- Opening Delimiter -

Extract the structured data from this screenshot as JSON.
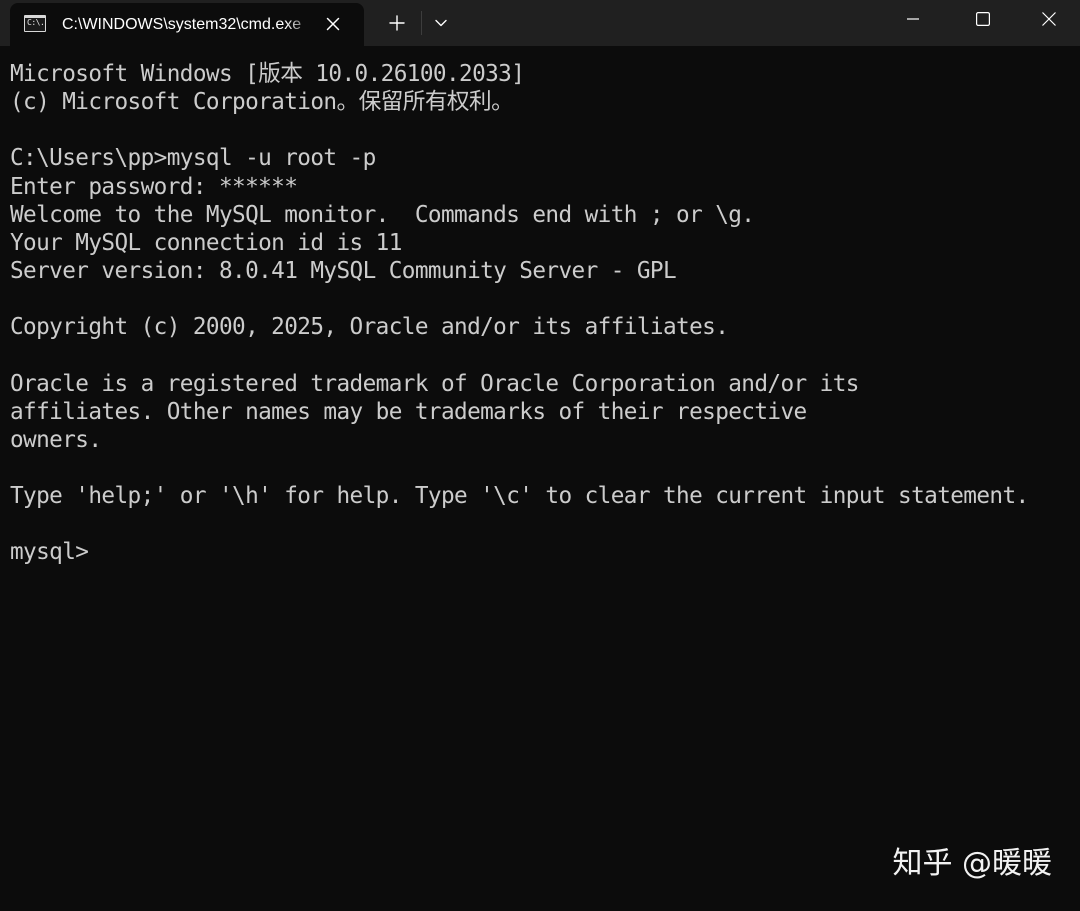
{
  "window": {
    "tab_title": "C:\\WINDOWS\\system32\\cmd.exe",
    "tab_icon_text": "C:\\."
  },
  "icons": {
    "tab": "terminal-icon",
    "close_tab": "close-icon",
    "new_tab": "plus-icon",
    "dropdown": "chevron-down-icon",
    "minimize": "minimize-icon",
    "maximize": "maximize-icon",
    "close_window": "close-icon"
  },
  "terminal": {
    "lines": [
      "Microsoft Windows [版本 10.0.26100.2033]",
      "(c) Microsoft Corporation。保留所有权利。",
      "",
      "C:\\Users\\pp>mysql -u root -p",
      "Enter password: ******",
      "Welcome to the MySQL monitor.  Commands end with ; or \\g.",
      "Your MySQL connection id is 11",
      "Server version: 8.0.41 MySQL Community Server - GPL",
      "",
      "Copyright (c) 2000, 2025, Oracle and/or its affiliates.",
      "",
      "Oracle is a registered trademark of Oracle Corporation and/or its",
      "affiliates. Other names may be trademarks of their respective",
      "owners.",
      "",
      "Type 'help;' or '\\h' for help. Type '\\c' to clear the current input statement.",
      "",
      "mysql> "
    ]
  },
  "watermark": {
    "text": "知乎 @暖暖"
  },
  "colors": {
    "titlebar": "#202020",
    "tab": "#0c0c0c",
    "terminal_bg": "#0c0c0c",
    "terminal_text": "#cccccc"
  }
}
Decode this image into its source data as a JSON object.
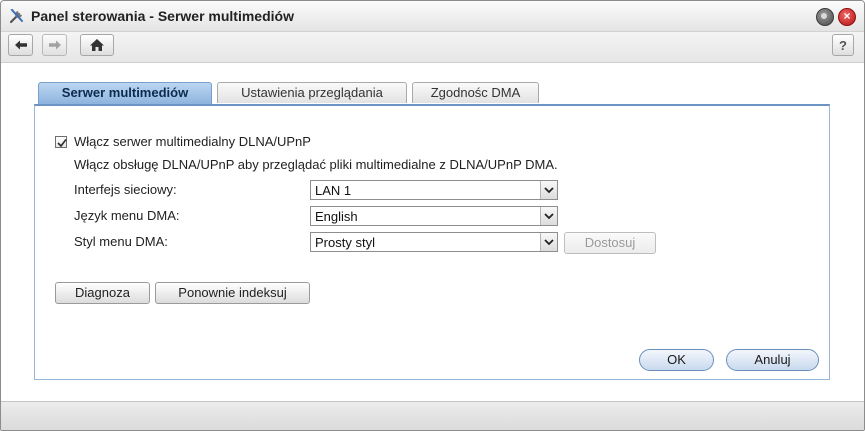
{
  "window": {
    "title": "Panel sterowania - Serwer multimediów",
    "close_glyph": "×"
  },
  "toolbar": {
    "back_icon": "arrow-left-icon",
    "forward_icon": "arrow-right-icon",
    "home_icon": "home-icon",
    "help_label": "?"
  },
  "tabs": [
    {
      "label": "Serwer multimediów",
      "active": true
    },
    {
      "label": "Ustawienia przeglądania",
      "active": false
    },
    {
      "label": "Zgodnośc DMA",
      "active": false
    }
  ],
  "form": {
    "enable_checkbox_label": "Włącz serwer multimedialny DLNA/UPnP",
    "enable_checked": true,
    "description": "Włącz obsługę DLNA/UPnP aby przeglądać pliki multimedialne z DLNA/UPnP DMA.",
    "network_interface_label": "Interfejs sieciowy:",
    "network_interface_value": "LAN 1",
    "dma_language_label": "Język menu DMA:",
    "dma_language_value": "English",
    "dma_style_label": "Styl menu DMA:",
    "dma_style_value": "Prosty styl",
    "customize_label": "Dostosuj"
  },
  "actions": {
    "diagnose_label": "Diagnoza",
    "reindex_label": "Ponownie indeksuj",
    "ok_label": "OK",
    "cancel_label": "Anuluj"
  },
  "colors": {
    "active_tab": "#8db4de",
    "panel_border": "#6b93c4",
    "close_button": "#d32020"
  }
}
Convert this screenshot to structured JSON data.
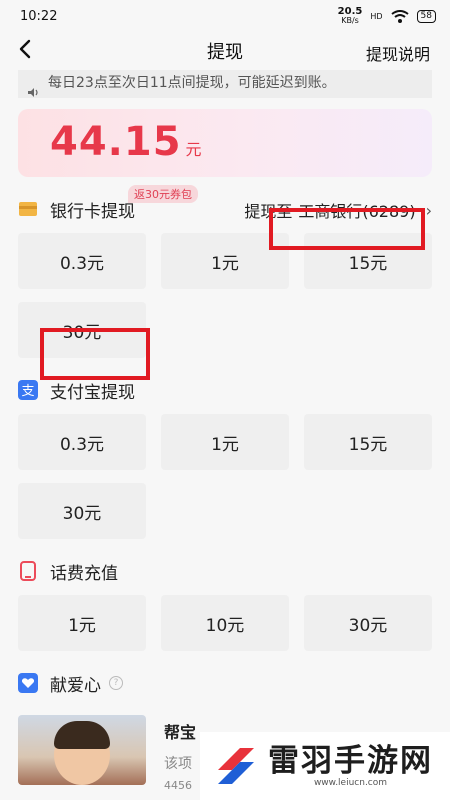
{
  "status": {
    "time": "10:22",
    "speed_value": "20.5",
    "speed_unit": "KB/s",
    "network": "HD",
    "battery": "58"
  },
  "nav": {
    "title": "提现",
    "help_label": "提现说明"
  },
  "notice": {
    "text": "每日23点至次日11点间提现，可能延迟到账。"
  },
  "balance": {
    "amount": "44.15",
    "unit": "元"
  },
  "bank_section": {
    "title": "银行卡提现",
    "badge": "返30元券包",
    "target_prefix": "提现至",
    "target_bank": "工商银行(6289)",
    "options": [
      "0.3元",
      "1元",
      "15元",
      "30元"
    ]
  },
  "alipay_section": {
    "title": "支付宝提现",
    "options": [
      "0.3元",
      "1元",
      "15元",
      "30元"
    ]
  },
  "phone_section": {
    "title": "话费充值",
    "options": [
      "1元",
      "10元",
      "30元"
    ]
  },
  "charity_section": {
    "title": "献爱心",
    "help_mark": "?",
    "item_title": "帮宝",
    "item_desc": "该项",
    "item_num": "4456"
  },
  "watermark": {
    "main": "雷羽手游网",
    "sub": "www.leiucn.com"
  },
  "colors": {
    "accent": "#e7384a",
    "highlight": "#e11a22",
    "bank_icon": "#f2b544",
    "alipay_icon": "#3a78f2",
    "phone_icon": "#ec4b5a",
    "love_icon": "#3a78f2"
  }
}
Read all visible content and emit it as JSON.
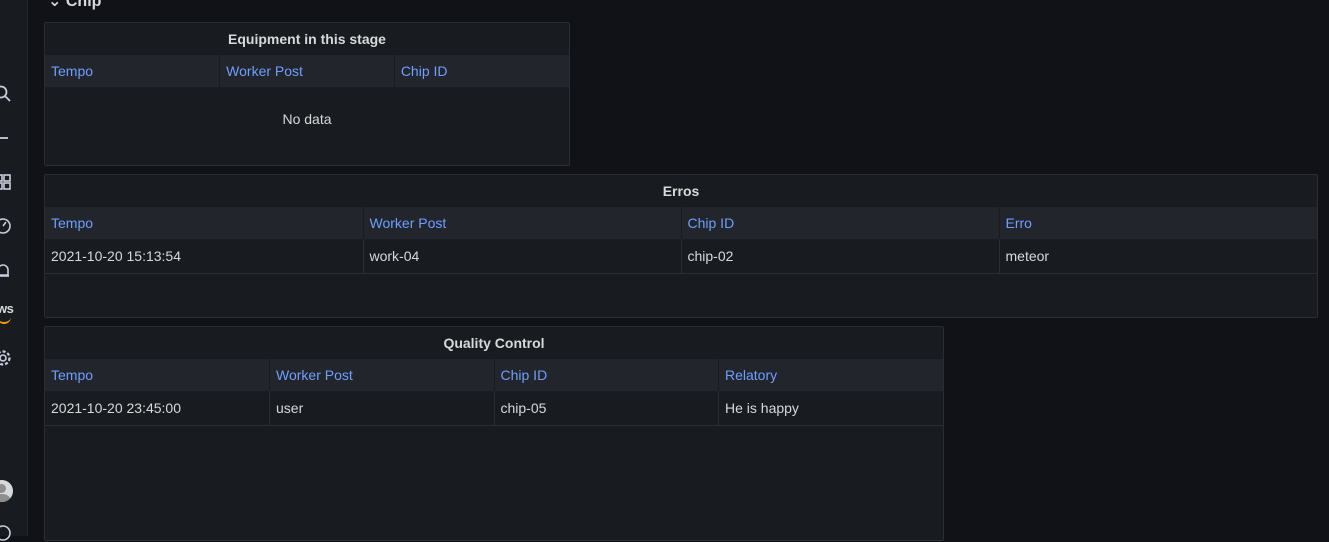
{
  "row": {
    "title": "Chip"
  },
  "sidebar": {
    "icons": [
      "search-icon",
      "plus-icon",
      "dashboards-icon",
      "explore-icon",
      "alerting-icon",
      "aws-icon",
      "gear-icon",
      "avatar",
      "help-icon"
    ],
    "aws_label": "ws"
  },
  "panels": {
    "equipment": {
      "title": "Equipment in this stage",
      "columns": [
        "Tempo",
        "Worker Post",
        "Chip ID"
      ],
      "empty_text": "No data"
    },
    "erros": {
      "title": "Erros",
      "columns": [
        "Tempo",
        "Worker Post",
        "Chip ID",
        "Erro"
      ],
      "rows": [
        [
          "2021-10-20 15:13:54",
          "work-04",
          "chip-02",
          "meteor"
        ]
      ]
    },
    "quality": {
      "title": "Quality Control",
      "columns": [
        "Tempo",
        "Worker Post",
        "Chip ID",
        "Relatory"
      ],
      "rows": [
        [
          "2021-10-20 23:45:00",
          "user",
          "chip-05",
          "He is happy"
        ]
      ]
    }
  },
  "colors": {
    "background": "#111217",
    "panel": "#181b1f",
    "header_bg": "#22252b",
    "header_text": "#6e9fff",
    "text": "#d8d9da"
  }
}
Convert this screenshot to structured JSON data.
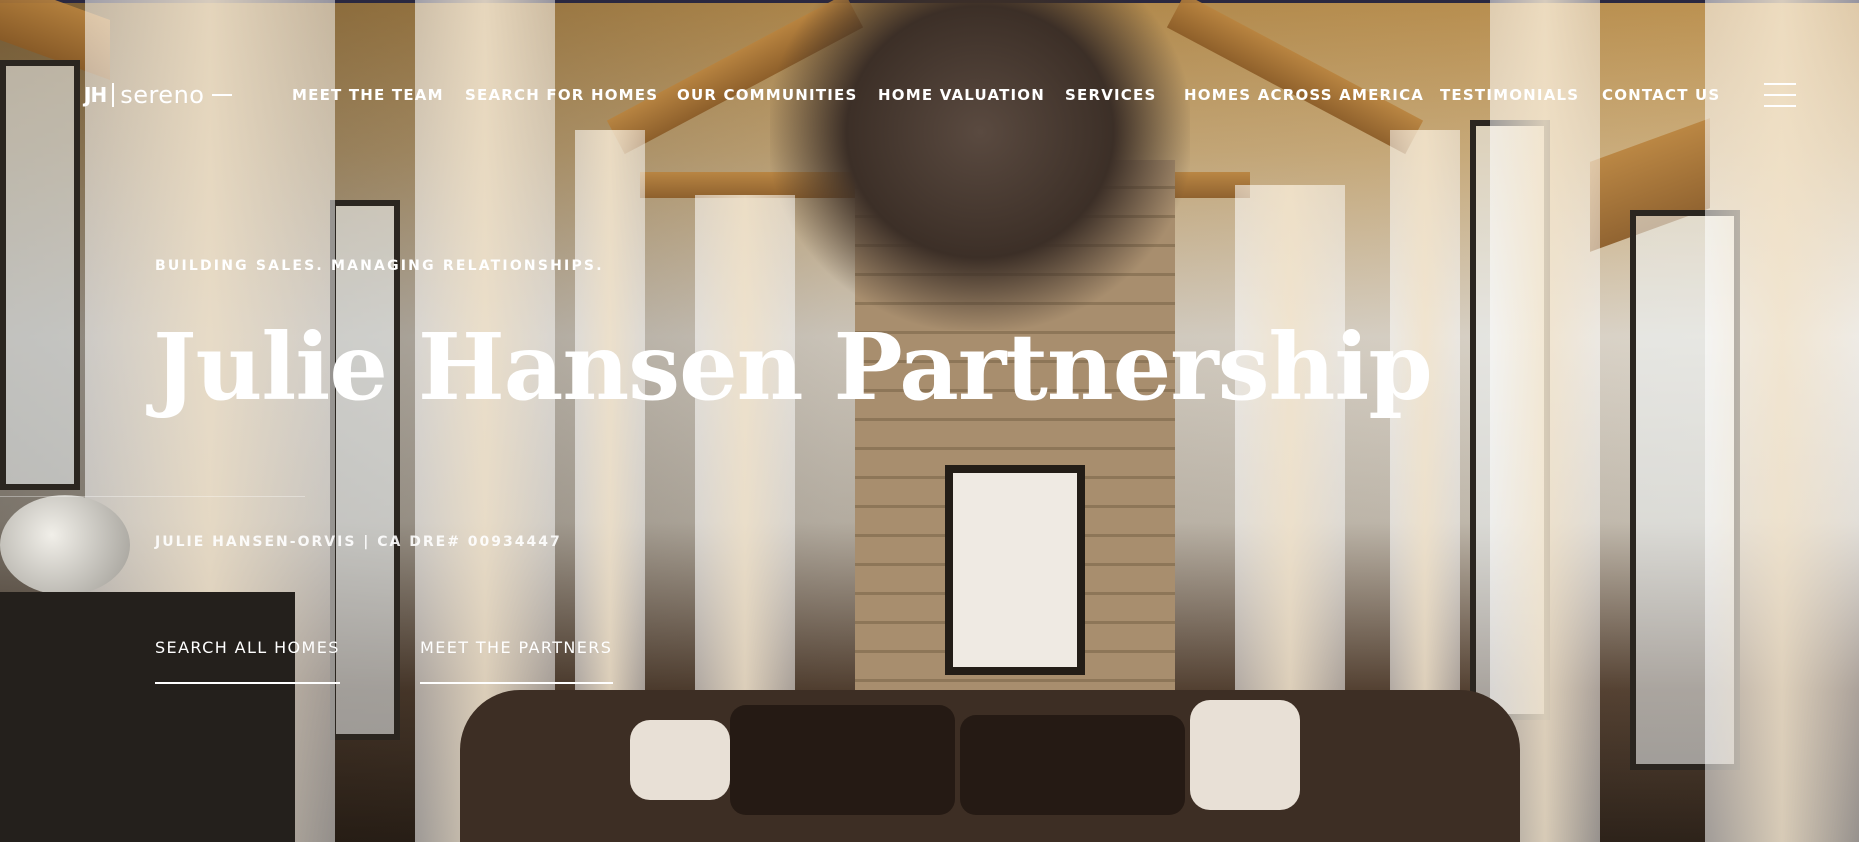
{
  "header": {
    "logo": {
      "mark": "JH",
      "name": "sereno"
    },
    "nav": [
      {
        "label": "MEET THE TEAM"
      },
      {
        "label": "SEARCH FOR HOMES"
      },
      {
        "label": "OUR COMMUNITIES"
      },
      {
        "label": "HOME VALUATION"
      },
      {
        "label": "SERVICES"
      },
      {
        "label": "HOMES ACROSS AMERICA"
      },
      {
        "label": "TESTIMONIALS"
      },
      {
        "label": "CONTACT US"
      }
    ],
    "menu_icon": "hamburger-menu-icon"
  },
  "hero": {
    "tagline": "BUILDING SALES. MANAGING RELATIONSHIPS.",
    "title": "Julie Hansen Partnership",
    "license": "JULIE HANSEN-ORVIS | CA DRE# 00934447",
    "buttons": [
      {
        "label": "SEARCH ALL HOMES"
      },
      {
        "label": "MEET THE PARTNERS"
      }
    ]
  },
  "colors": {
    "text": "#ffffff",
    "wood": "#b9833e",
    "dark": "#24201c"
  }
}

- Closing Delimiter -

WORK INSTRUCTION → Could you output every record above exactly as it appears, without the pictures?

ANSWER TO THIS EXERCISE →
Extract the structured data from this screenshot as JSON.
{
  "window": {
    "tab_title": "C:\\WINDOWS\\system32\\cmd.exe",
    "tab_icon_text": "C:\\."
  },
  "icons": {
    "tab": "terminal-icon",
    "close_tab": "close-icon",
    "new_tab": "plus-icon",
    "dropdown": "chevron-down-icon",
    "minimize": "minimize-icon",
    "maximize": "maximize-icon",
    "close_window": "close-icon"
  },
  "terminal": {
    "lines": [
      "Microsoft Windows [版本 10.0.26100.2033]",
      "(c) Microsoft Corporation。保留所有权利。",
      "",
      "C:\\Users\\pp>mysql -u root -p",
      "Enter password: ******",
      "Welcome to the MySQL monitor.  Commands end with ; or \\g.",
      "Your MySQL connection id is 11",
      "Server version: 8.0.41 MySQL Community Server - GPL",
      "",
      "Copyright (c) 2000, 2025, Oracle and/or its affiliates.",
      "",
      "Oracle is a registered trademark of Oracle Corporation and/or its",
      "affiliates. Other names may be trademarks of their respective",
      "owners.",
      "",
      "Type 'help;' or '\\h' for help. Type '\\c' to clear the current input statement.",
      "",
      "mysql> "
    ]
  },
  "watermark": {
    "text": "知乎 @暖暖"
  },
  "colors": {
    "titlebar": "#202020",
    "tab": "#0c0c0c",
    "terminal_bg": "#0c0c0c",
    "terminal_text": "#cccccc"
  }
}
Decode this image into its source data as a JSON object.
{
  "window": {
    "title": "Panel sterowania - Serwer multimediów",
    "close_glyph": "×"
  },
  "toolbar": {
    "back_icon": "arrow-left-icon",
    "forward_icon": "arrow-right-icon",
    "home_icon": "home-icon",
    "help_label": "?"
  },
  "tabs": [
    {
      "label": "Serwer multimediów",
      "active": true
    },
    {
      "label": "Ustawienia przeglądania",
      "active": false
    },
    {
      "label": "Zgodnośc DMA",
      "active": false
    }
  ],
  "form": {
    "enable_checkbox_label": "Włącz serwer multimedialny DLNA/UPnP",
    "enable_checked": true,
    "description": "Włącz obsługę DLNA/UPnP aby przeglądać pliki multimedialne z DLNA/UPnP DMA.",
    "network_interface_label": "Interfejs sieciowy:",
    "network_interface_value": "LAN 1",
    "dma_language_label": "Język menu DMA:",
    "dma_language_value": "English",
    "dma_style_label": "Styl menu DMA:",
    "dma_style_value": "Prosty styl",
    "customize_label": "Dostosuj"
  },
  "actions": {
    "diagnose_label": "Diagnoza",
    "reindex_label": "Ponownie indeksuj",
    "ok_label": "OK",
    "cancel_label": "Anuluj"
  },
  "colors": {
    "active_tab": "#8db4de",
    "panel_border": "#6b93c4",
    "close_button": "#d32020"
  }
}
Convert this screenshot to structured JSON data.
{
  "status": {
    "time": "10:22",
    "speed_value": "20.5",
    "speed_unit": "KB/s",
    "network": "HD",
    "battery": "58"
  },
  "nav": {
    "title": "提现",
    "help_label": "提现说明"
  },
  "notice": {
    "text": "每日23点至次日11点间提现，可能延迟到账。"
  },
  "balance": {
    "amount": "44.15",
    "unit": "元"
  },
  "bank_section": {
    "title": "银行卡提现",
    "badge": "返30元券包",
    "target_prefix": "提现至",
    "target_bank": "工商银行(6289)",
    "options": [
      "0.3元",
      "1元",
      "15元",
      "30元"
    ]
  },
  "alipay_section": {
    "title": "支付宝提现",
    "options": [
      "0.3元",
      "1元",
      "15元",
      "30元"
    ]
  },
  "phone_section": {
    "title": "话费充值",
    "options": [
      "1元",
      "10元",
      "30元"
    ]
  },
  "charity_section": {
    "title": "献爱心",
    "help_mark": "?",
    "item_title": "帮宝",
    "item_desc": "该项",
    "item_num": "4456"
  },
  "watermark": {
    "main": "雷羽手游网",
    "sub": "www.leiucn.com"
  },
  "colors": {
    "accent": "#e7384a",
    "highlight": "#e11a22",
    "bank_icon": "#f2b544",
    "alipay_icon": "#3a78f2",
    "phone_icon": "#ec4b5a",
    "love_icon": "#3a78f2"
  }
}
Read all visible content and emit it as JSON.
{
  "row": {
    "title": "Chip"
  },
  "sidebar": {
    "icons": [
      "search-icon",
      "plus-icon",
      "dashboards-icon",
      "explore-icon",
      "alerting-icon",
      "aws-icon",
      "gear-icon",
      "avatar",
      "help-icon"
    ],
    "aws_label": "ws"
  },
  "panels": {
    "equipment": {
      "title": "Equipment in this stage",
      "columns": [
        "Tempo",
        "Worker Post",
        "Chip ID"
      ],
      "empty_text": "No data"
    },
    "erros": {
      "title": "Erros",
      "columns": [
        "Tempo",
        "Worker Post",
        "Chip ID",
        "Erro"
      ],
      "rows": [
        [
          "2021-10-20 15:13:54",
          "work-04",
          "chip-02",
          "meteor"
        ]
      ]
    },
    "quality": {
      "title": "Quality Control",
      "columns": [
        "Tempo",
        "Worker Post",
        "Chip ID",
        "Relatory"
      ],
      "rows": [
        [
          "2021-10-20 23:45:00",
          "user",
          "chip-05",
          "He is happy"
        ]
      ]
    }
  },
  "colors": {
    "background": "#111217",
    "panel": "#181b1f",
    "header_bg": "#22252b",
    "header_text": "#6e9fff",
    "text": "#d8d9da"
  }
}
Convert this screenshot to structured JSON data.
{
  "header": {
    "logo": {
      "mark": "JH",
      "name": "sereno"
    },
    "nav": [
      {
        "label": "MEET THE TEAM"
      },
      {
        "label": "SEARCH FOR HOMES"
      },
      {
        "label": "OUR COMMUNITIES"
      },
      {
        "label": "HOME VALUATION"
      },
      {
        "label": "SERVICES"
      },
      {
        "label": "HOMES ACROSS AMERICA"
      },
      {
        "label": "TESTIMONIALS"
      },
      {
        "label": "CONTACT US"
      }
    ],
    "menu_icon": "hamburger-menu-icon"
  },
  "hero": {
    "tagline": "BUILDING SALES. MANAGING RELATIONSHIPS.",
    "title": "Julie Hansen Partnership",
    "license": "JULIE HANSEN-ORVIS | CA DRE# 00934447",
    "buttons": [
      {
        "label": "SEARCH ALL HOMES"
      },
      {
        "label": "MEET THE PARTNERS"
      }
    ]
  },
  "colors": {
    "text": "#ffffff",
    "wood": "#b9833e",
    "dark": "#24201c"
  }
}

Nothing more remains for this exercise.